Why did the discoveries of the renaissance have such limited impact on the understanding and treatment of illness? (12 Marks) Knowing how somebody’s Jaw fits together isn’t going to cure the plague! The first of these reasons is that the discoveries made during these times were prima rill about anatomy not treatment. Vesuvius dissected bodies in order to prove that many of the works that Galen the renowned ancient Greek who had formed the basis for modern medical teachings ad produced, were in fact wrong.
This included the discovery that the Jaw is comprised of one single bone not the two that Galen had said. William Harvey focused on the distribution of blood around the body. He discovered t hat blood flows only one way around the body, and that blood is reused and not constantly pro deduced by the liver as Galen had suggested.

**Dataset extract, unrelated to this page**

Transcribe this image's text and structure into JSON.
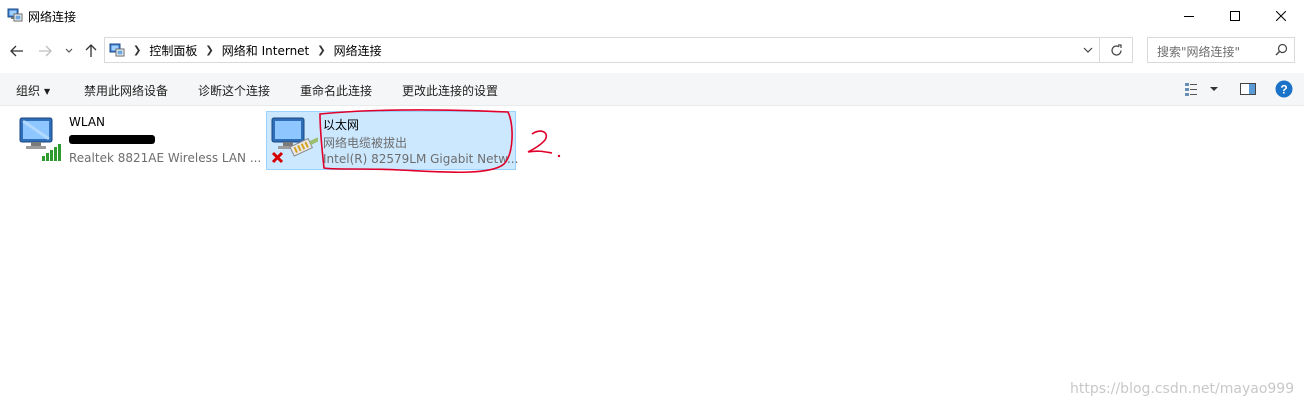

He used many complex diagrams which when com binned with the invention of the printing press became quickly distributed throughout the world in the Oromo of a book entitled ‘An anatomical account of the motion of the heart and blood I animals’.
These would late form key elements in helping to identify effective drugs an d cures, but during the Renaissance they were met with opposition and took over 40 years beef ore they became accepted ideas in medical schools. Many people were also afraid to cure themselves illnesses were created by God to punish you or test your loyalty. Attempting to get rid of these would be going against God, at a time hen the Church wielded significant power and had the backing of the crown.
If at all , they preferred to trust in ‘wise women’ or ‘curies’ of their villages, who themselves were in stately suspicious of using new methods over Trinidad trusted ones. As such, while people attempted to understand the human body, there was very little demand for advancing g cures. This was different in cities, where revolutions were taking place. Inventions such as t he microscope and the mechanical pump greatly increased our understanding of the bob dye.